*** Begin section ***
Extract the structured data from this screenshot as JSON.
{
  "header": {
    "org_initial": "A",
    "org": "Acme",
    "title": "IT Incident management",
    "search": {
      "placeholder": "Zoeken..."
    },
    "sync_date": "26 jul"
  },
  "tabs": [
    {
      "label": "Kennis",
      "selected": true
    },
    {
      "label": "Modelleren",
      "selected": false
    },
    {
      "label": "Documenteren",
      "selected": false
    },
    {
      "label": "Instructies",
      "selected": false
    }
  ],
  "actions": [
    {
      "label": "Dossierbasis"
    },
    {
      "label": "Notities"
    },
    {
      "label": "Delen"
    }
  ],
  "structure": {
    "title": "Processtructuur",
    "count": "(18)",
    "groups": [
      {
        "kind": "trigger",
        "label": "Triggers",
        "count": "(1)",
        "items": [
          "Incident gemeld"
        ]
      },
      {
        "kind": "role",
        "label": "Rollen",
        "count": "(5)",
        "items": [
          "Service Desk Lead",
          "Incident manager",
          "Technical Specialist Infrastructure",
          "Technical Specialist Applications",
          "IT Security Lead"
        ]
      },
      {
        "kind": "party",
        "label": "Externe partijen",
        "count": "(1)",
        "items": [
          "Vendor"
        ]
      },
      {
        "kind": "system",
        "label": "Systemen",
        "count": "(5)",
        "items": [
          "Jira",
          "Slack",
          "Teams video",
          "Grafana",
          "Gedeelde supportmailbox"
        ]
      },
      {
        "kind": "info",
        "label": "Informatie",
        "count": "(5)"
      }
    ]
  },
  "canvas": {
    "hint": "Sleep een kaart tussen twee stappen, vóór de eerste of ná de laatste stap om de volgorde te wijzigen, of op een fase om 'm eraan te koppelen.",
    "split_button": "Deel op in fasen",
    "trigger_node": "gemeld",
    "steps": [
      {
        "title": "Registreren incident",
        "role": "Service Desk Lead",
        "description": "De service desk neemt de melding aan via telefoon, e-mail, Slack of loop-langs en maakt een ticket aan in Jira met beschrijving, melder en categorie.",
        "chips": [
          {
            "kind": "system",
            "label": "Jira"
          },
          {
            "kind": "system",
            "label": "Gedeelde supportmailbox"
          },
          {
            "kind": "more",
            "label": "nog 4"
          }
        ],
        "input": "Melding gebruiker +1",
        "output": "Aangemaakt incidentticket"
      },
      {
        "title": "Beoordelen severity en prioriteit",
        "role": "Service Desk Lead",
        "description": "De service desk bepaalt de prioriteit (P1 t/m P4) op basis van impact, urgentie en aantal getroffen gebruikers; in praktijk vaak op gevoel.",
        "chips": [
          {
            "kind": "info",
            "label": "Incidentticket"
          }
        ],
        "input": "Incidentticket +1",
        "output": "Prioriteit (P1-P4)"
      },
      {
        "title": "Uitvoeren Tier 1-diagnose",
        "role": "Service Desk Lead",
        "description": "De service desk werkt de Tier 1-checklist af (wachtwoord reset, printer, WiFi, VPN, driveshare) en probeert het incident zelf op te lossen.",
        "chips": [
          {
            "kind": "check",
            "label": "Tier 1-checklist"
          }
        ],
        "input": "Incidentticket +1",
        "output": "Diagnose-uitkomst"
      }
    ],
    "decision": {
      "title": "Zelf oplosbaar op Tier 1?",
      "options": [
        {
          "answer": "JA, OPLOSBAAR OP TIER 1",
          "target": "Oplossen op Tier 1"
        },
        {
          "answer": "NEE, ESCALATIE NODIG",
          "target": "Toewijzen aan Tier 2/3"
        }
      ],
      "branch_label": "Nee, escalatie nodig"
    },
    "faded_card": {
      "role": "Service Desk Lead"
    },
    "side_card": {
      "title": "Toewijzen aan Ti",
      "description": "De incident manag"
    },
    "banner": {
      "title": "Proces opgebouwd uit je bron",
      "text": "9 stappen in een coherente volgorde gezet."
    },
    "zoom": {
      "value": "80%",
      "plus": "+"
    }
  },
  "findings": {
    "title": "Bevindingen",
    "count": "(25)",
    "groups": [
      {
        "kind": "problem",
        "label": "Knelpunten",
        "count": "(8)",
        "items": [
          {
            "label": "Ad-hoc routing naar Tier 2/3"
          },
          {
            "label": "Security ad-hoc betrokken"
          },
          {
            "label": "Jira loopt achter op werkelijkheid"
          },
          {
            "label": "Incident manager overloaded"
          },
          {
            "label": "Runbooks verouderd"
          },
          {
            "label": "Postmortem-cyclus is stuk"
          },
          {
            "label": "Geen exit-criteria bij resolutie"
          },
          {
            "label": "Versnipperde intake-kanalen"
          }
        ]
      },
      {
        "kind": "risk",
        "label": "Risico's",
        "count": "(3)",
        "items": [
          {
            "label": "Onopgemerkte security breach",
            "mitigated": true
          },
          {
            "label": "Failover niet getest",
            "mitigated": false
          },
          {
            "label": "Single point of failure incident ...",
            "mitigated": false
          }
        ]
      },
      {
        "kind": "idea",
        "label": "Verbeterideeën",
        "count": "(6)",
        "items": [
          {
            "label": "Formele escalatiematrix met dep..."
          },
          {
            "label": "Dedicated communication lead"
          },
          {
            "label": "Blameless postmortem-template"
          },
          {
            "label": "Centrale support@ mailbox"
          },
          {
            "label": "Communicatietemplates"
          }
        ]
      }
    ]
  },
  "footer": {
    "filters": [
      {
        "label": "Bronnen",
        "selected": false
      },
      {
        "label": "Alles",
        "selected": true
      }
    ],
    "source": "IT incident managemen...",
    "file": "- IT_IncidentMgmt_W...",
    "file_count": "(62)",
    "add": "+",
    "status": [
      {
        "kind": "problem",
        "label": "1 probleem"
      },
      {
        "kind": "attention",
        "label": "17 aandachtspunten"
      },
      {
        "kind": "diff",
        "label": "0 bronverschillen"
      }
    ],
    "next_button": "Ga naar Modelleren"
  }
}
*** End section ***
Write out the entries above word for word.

Extract the structured data from this screenshot as JSON.
{
  "header": {
    "org_initial": "A",
    "org": "Acme",
    "title": "IT Incident management",
    "search": {
      "placeholder": "Zoeken..."
    },
    "sync_date": "26 jul"
  },
  "tabs": [
    {
      "label": "Kennis",
      "selected": true
    },
    {
      "label": "Modelleren",
      "selected": false
    },
    {
      "label": "Documenteren",
      "selected": false
    },
    {
      "label": "Instructies",
      "selected": false
    }
  ],
  "actions": [
    {
      "label": "Dossierbasis"
    },
    {
      "label": "Notities"
    },
    {
      "label": "Delen"
    }
  ],
  "structure": {
    "title": "Processtructuur",
    "count": "(18)",
    "groups": [
      {
        "kind": "trigger",
        "label": "Triggers",
        "count": "(1)",
        "items": [
          "Incident gemeld"
        ]
      },
      {
        "kind": "role",
        "label": "Rollen",
        "count": "(5)",
        "items": [
          "Service Desk Lead",
          "Incident manager",
          "Technical Specialist Infrastructure",
          "Technical Specialist Applications",
          "IT Security Lead"
        ]
      },
      {
        "kind": "party",
        "label": "Externe partijen",
        "count": "(1)",
        "items": [
          "Vendor"
        ]
      },
      {
        "kind": "system",
        "label": "Systemen",
        "count": "(5)",
        "items": [
          "Jira",
          "Slack",
          "Teams video",
          "Grafana",
          "Gedeelde supportmailbox"
        ]
      },
      {
        "kind": "info",
        "label": "Informatie",
        "count": "(5)"
      }
    ]
  },
  "canvas": {
    "hint": "Sleep een kaart tussen twee stappen, vóór de eerste of ná de laatste stap om de volgorde te wijzigen, of op een fase om 'm eraan te koppelen.",
    "split_button": "Deel op in fasen",
    "trigger_node": "gemeld",
    "steps": [
      {
        "title": "Registreren incident",
        "role": "Service Desk Lead",
        "description": "De service desk neemt de melding aan via telefoon, e-mail, Slack of loop-langs en maakt een ticket aan in Jira met beschrijving, melder en categorie.",
        "chips": [
          {
            "kind": "system",
            "label": "Jira"
          },
          {
            "kind": "system",
            "label": "Gedeelde supportmailbox"
          },
          {
            "kind": "more",
            "label": "nog 4"
          }
        ],
        "input": "Melding gebruiker +1",
        "output": "Aangemaakt incidentticket"
      },
      {
        "title": "Beoordelen severity en prioriteit",
        "role": "Service Desk Lead",
        "description": "De service desk bepaalt de prioriteit (P1 t/m P4) op basis van impact, urgentie en aantal getroffen gebruikers; in praktijk vaak op gevoel.",
        "chips": [
          {
            "kind": "info",
            "label": "Incidentticket"
          }
        ],
        "input": "Incidentticket +1",
        "output": "Prioriteit (P1-P4)"
      },
      {
        "title": "Uitvoeren Tier 1-diagnose",
        "role": "Service Desk Lead",
        "description": "De service desk werkt de Tier 1-checklist af (wachtwoord reset, printer, WiFi, VPN, driveshare) en probeert het incident zelf op te lossen.",
        "chips": [
          {
            "kind": "check",
            "label": "Tier 1-checklist"
          }
        ],
        "input": "Incidentticket +1",
        "output": "Diagnose-uitkomst"
      }
    ],
    "decision": {
      "title": "Zelf oplosbaar op Tier 1?",
      "options": [
        {
          "answer": "JA, OPLOSBAAR OP TIER 1",
          "target": "Oplossen op Tier 1"
        },
        {
          "answer": "NEE, ESCALATIE NODIG",
          "target": "Toewijzen aan Tier 2/3"
        }
      ],
      "branch_label": "Nee, escalatie nodig"
    },
    "faded_card": {
      "role": "Service Desk Lead"
    },
    "side_card": {
      "title": "Toewijzen aan Ti",
      "description": "De incident manag"
    },
    "banner": {
      "title": "Proces opgebouwd uit je bron",
      "text": "9 stappen in een coherente volgorde gezet."
    },
    "zoom": {
      "value": "80%",
      "plus": "+"
    }
  },
  "findings": {
    "title": "Bevindingen",
    "count": "(25)",
    "groups": [
      {
        "kind": "problem",
        "label": "Knelpunten",
        "count": "(8)",
        "items": [
          {
            "label": "Ad-hoc routing naar Tier 2/3"
          },
          {
            "label": "Security ad-hoc betrokken"
          },
          {
            "label": "Jira loopt achter op werkelijkheid"
          },
          {
            "label": "Incident manager overloaded"
          },
          {
            "label": "Runbooks verouderd"
          },
          {
            "label": "Postmortem-cyclus is stuk"
          },
          {
            "label": "Geen exit-criteria bij resolutie"
          },
          {
            "label": "Versnipperde intake-kanalen"
          }
        ]
      },
      {
        "kind": "risk",
        "label": "Risico's",
        "count": "(3)",
        "items": [
          {
            "label": "Onopgemerkte security breach",
            "mitigated": true
          },
          {
            "label": "Failover niet getest",
            "mitigated": false
          },
          {
            "label": "Single point of failure incident ...",
            "mitigated": false
          }
        ]
      },
      {
        "kind": "idea",
        "label": "Verbeterideeën",
        "count": "(6)",
        "items": [
          {
            "label": "Formele escalatiematrix met dep..."
          },
          {
            "label": "Dedicated communication lead"
          },
          {
            "label": "Blameless postmortem-template"
          },
          {
            "label": "Centrale support@ mailbox"
          },
          {
            "label": "Communicatietemplates"
          }
        ]
      }
    ]
  },
  "footer": {
    "filters": [
      {
        "label": "Bronnen",
        "selected": false
      },
      {
        "label": "Alles",
        "selected": true
      }
    ],
    "source": "IT incident managemen...",
    "file": "- IT_IncidentMgmt_W...",
    "file_count": "(62)",
    "add": "+",
    "status": [
      {
        "kind": "problem",
        "label": "1 probleem"
      },
      {
        "kind": "attention",
        "label": "17 aandachtspunten"
      },
      {
        "kind": "diff",
        "label": "0 bronverschillen"
      }
    ],
    "next_button": "Ga naar Modelleren"
  }
}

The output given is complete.